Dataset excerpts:
────────────────────

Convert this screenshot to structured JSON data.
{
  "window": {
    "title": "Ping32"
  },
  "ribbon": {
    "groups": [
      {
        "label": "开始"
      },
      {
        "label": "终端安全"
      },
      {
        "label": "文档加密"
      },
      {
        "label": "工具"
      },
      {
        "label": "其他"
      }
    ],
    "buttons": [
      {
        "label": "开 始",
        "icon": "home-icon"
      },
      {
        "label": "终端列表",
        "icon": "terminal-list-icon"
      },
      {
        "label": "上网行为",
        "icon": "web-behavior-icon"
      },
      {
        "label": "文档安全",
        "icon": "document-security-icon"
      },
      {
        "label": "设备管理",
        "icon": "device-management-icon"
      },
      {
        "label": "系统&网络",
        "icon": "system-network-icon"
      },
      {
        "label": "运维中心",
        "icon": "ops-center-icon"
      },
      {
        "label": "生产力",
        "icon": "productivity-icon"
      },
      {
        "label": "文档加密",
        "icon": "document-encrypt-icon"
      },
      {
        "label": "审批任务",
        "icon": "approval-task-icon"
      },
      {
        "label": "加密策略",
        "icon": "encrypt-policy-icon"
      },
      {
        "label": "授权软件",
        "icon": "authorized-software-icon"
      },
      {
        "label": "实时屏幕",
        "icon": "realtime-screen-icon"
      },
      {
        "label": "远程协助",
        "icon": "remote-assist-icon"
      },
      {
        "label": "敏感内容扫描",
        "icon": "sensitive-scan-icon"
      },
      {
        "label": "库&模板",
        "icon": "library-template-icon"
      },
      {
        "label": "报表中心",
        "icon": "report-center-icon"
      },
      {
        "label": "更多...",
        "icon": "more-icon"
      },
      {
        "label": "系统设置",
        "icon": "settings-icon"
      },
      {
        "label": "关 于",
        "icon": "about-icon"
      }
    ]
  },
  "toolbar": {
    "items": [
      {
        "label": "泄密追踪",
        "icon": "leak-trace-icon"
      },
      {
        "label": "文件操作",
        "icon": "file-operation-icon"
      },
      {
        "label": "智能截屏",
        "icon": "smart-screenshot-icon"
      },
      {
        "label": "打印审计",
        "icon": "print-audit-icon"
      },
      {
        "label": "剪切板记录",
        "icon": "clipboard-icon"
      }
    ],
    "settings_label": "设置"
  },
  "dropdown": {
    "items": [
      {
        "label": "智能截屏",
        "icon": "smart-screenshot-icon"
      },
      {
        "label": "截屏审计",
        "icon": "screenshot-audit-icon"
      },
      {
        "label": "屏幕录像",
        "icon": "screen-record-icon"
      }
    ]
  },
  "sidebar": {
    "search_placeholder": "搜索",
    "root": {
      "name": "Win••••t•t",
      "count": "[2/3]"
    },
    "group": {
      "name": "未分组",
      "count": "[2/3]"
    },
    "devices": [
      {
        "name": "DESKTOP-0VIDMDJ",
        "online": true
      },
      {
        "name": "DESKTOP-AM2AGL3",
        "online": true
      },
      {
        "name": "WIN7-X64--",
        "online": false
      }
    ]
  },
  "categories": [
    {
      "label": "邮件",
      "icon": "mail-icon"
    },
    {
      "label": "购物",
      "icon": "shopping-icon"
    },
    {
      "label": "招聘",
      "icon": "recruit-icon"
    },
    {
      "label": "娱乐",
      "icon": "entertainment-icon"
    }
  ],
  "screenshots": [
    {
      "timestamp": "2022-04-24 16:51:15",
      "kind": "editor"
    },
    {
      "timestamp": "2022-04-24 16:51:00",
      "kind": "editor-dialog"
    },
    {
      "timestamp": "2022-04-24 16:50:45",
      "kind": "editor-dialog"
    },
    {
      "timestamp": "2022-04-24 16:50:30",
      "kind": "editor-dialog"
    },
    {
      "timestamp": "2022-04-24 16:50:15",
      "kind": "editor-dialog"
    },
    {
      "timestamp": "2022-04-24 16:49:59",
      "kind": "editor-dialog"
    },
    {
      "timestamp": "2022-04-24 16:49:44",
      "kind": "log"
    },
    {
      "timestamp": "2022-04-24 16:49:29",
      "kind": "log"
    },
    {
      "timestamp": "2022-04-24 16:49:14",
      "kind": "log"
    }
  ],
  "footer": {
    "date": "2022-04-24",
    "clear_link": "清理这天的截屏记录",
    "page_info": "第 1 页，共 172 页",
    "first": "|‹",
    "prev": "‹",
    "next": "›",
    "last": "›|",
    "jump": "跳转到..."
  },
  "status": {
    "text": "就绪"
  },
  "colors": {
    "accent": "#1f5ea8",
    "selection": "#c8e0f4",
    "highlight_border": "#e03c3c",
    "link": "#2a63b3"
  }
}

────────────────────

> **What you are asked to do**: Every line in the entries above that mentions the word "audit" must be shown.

> **Task answer**:
        "icon": "print-audit-icon"
        "icon": "screenshot-audit-icon"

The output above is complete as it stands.